Data section:

BEGIN

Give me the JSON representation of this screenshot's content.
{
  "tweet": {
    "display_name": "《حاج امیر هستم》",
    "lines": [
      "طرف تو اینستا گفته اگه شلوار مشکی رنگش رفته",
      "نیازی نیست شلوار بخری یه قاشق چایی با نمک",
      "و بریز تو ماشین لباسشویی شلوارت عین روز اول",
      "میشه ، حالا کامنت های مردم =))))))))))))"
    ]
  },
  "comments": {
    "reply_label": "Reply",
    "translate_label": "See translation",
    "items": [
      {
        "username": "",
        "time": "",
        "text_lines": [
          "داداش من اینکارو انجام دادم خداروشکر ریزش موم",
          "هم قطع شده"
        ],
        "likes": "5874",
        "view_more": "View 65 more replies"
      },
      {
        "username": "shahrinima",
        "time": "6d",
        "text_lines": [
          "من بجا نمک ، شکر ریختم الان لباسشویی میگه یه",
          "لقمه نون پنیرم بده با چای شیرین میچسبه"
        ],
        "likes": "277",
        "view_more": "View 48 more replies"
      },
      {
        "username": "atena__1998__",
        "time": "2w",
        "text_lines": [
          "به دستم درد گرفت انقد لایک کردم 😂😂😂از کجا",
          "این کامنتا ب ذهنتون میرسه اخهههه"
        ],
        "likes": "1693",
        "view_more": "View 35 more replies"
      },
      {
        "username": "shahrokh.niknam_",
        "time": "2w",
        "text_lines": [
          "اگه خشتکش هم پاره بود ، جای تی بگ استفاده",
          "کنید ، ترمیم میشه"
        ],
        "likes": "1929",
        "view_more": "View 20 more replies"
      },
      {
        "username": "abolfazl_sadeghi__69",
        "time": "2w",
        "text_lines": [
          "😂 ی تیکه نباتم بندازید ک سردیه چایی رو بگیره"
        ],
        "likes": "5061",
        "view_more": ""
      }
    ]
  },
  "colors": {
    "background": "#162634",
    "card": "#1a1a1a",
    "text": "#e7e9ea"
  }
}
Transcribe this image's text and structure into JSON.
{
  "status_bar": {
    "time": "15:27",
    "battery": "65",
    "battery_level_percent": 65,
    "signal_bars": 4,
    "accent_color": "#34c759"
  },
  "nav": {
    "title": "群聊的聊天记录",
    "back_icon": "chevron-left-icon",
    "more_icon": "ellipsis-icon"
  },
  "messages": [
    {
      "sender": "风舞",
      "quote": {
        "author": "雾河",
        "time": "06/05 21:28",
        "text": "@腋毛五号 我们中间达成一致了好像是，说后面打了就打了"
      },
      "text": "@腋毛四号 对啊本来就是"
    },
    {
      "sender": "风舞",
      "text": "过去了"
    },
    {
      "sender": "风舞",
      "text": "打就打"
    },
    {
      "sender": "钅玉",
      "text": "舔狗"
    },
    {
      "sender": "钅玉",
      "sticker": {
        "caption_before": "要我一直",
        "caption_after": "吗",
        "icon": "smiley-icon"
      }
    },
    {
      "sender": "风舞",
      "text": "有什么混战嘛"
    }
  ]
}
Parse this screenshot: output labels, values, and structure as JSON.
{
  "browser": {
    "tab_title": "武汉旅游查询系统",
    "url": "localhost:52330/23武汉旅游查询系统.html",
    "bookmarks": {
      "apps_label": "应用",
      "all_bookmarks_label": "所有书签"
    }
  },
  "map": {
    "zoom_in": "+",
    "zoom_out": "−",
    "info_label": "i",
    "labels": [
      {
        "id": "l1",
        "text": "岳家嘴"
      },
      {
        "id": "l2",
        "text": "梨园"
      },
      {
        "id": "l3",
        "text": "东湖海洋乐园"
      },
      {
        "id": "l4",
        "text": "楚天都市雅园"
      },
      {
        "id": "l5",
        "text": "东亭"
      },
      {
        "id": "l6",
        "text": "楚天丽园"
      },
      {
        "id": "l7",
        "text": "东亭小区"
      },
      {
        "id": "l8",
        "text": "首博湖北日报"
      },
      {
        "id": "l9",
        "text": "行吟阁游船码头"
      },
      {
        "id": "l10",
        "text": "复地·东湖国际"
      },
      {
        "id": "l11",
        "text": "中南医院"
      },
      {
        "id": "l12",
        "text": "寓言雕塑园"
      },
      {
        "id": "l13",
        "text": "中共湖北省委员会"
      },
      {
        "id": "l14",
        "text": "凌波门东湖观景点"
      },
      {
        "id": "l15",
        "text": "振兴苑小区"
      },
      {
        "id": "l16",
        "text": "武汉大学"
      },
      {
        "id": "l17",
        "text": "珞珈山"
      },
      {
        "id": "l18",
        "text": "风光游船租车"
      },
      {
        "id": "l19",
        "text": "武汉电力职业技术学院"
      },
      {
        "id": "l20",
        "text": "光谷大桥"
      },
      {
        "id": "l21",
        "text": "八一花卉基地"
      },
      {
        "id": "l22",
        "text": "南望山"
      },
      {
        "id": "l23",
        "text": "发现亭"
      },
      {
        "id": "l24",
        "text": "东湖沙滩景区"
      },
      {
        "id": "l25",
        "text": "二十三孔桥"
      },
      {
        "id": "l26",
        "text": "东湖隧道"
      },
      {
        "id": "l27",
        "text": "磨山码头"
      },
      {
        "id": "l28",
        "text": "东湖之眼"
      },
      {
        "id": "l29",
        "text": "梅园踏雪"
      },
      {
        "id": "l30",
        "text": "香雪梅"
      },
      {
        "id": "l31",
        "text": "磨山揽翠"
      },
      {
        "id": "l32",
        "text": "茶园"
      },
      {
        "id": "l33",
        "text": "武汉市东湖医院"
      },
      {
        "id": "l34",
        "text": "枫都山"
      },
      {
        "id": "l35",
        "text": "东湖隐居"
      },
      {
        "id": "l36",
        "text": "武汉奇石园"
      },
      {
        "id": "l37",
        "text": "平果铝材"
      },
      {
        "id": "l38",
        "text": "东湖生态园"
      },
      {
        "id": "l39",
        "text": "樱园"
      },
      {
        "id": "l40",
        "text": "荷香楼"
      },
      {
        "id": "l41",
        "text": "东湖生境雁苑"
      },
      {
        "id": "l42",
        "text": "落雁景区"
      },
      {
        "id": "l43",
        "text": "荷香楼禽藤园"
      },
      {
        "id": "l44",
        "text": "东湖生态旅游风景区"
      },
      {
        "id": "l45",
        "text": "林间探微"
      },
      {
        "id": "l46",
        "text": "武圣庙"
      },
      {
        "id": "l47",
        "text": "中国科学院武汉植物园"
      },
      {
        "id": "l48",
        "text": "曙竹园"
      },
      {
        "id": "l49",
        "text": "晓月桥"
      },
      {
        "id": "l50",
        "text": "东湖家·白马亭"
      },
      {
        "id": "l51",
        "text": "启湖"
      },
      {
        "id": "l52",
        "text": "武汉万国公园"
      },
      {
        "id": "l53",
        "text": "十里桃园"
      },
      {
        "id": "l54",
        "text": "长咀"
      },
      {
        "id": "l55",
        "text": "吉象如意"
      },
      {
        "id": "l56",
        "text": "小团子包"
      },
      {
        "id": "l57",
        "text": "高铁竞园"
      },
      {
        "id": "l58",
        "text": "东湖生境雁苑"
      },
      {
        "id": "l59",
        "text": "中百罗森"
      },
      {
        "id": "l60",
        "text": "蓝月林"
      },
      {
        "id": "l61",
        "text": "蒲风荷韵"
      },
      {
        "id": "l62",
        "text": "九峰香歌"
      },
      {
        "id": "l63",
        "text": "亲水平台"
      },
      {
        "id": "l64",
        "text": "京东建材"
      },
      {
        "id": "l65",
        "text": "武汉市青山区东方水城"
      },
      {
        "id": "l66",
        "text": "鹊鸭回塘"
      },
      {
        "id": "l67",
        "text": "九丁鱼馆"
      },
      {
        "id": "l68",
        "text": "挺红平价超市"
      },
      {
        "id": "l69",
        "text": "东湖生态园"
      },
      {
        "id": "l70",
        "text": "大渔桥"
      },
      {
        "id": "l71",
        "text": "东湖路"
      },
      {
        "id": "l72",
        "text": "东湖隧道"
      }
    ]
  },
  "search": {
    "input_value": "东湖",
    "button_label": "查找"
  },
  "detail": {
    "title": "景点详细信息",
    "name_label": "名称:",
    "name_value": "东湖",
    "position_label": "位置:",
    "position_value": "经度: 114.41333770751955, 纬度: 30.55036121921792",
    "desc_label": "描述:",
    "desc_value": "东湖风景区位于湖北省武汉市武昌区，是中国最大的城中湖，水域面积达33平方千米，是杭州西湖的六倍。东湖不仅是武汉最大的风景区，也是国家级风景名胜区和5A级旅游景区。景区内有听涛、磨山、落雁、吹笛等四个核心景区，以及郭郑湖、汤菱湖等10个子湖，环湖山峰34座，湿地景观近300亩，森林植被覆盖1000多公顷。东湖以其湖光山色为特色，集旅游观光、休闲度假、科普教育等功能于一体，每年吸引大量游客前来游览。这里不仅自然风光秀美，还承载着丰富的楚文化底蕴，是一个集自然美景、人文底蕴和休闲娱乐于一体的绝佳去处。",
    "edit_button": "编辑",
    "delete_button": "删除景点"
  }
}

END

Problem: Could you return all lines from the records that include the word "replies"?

Solution to this exercise:
        "view_more": "View 65 more replies"
        "view_more": "View 48 more replies"
        "view_more": "View 35 more replies"
        "view_more": "View 20 more replies"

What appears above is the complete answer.